- **Assignment**
Pull every line containing "Leistung" from the entries.

- **Stored data**
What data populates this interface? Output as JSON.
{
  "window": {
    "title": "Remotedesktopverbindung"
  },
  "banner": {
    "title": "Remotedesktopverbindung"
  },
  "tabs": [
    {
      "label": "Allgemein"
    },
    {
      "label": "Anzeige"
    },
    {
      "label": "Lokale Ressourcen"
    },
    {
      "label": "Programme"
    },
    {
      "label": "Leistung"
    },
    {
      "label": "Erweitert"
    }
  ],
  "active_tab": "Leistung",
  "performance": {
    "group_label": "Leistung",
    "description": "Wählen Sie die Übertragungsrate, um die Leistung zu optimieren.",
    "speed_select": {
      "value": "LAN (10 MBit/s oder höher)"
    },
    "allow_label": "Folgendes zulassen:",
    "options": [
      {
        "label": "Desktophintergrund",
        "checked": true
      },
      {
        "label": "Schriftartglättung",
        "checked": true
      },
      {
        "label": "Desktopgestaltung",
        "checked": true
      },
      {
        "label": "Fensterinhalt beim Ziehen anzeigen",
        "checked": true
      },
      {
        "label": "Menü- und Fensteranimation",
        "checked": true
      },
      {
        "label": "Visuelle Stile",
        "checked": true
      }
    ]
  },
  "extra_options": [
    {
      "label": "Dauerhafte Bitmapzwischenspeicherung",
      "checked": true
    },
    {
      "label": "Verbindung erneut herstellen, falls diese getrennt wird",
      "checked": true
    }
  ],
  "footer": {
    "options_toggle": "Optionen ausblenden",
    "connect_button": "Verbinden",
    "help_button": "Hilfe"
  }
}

- **Exercise response**
      "label": "Leistung"
  "active_tab": "Leistung",
    "group_label": "Leistung",
    "description": "Wählen Sie die Übertragungsrate, um die Leistung zu optimieren.",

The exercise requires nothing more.